The Illinois State Fair begins in one week. The annual celebration of farm living is subject to the same thing that's been plaguing the rest of agriculture this summer, drought. At the Farmer's Little Helper exhibit, where kids can learn about agriculture, the crops look much as they do in the rest of the state: green on top, but yellowing at the bottom, with brittle leaves that crumble when touched. John Hawkins, with the Bloomington-based Illinois Farm Bureau, says the yellowing always happens to corn. It's called "firing," and it's the plant cannibalizing its nutrients to fill the ears with kernels. But Hawkins says it's not supposed to happen this early:
"In a good year, these plants would be green, probably up to Labor day. And then they would start to dry out for harvest."

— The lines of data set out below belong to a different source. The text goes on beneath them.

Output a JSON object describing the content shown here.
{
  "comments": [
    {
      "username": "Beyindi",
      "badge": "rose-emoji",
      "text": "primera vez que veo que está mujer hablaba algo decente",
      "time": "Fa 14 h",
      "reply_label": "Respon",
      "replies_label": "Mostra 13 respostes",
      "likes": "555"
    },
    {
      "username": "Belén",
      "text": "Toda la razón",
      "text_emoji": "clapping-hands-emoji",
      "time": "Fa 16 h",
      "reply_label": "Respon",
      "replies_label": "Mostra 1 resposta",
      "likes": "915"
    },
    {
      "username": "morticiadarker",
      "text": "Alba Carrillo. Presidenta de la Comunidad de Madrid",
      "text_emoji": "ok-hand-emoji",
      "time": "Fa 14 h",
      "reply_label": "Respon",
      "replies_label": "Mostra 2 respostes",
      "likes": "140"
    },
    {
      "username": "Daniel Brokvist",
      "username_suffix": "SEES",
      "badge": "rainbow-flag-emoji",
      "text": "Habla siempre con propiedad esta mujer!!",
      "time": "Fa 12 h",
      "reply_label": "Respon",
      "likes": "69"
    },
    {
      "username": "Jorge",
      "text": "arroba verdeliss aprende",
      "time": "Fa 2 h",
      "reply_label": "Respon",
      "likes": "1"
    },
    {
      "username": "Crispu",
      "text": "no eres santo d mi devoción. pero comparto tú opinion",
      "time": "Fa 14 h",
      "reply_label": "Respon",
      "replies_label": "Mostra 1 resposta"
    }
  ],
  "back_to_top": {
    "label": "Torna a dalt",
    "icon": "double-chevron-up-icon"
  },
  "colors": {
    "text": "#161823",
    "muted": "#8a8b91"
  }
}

Hawkins says it's been so hot, in some places the fall harvest could start in just a couple of weeks. Fair manager Amy Bliefnick says apart from some patches of brown grass, she doesn't expect the drought or Springfield's water restrictions to affect the fair. She says safety is a higher priority than conservation:

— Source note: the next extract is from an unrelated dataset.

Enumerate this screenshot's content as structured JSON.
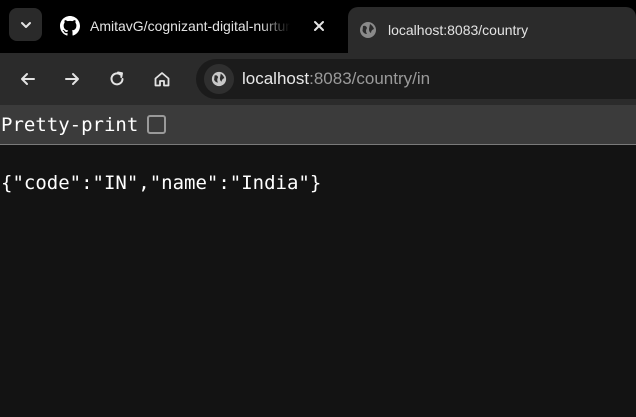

"Not only do people need water, and we have plenty of cooling stations and water available, but we have 10,000 animals on the fairgrounds during the fair, so those animals need to keep hydrated also."
Long-term weather forecasts predict temperatures will remain above normal.
Support Your Public Radio Station